Below are some records; copy each line in them that contains "label".

[[ MATERIALS PROVIDED, beginning ]]

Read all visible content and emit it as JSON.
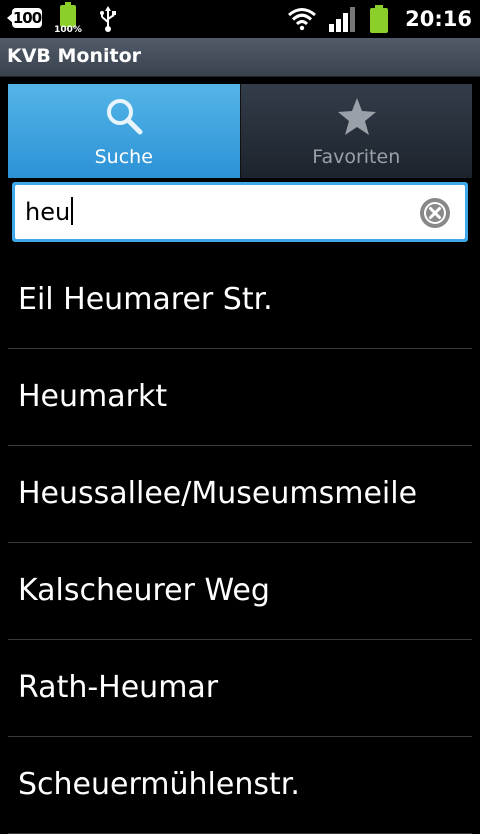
{
  "status_bar": {
    "notification_count": "100",
    "battery_small_percent": "100%",
    "icons": [
      "notification-badge",
      "battery-icon",
      "usb-icon",
      "wifi-icon",
      "signal-icon",
      "battery-icon"
    ],
    "time": "20:16"
  },
  "app": {
    "title": "KVB Monitor"
  },
  "tabs": [
    {
      "label": "Suche",
      "icon": "search-icon",
      "active": true
    },
    {
      "label": "Favoriten",
      "icon": "star-icon",
      "active": false
    }
  ],
  "search": {
    "value": "heu",
    "clear_icon": "clear-icon"
  },
  "results": [
    {
      "label": "Eil Heumarer Str."
    },
    {
      "label": "Heumarkt"
    },
    {
      "label": "Heussallee/Museumsmeile"
    },
    {
      "label": "Kalscheurer Weg"
    },
    {
      "label": "Rath-Heumar"
    },
    {
      "label": "Scheuermühlenstr."
    }
  ],
  "colors": {
    "accent": "#2c92d6",
    "battery_green": "#8ccf2a",
    "title_bar": "#46505c"
  }
}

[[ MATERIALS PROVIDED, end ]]

- [COMPLETED TASK]
      "label": "Suche",
      "label": "Favoriten",
      "label": "Eil Heumarer Str."
      "label": "Heumarkt"
      "label": "Heussallee/Museumsmeile"
      "label": "Kalscheurer Weg"
      "label": "Rath-Heumar"
      "label": "Scheuermühlenstr."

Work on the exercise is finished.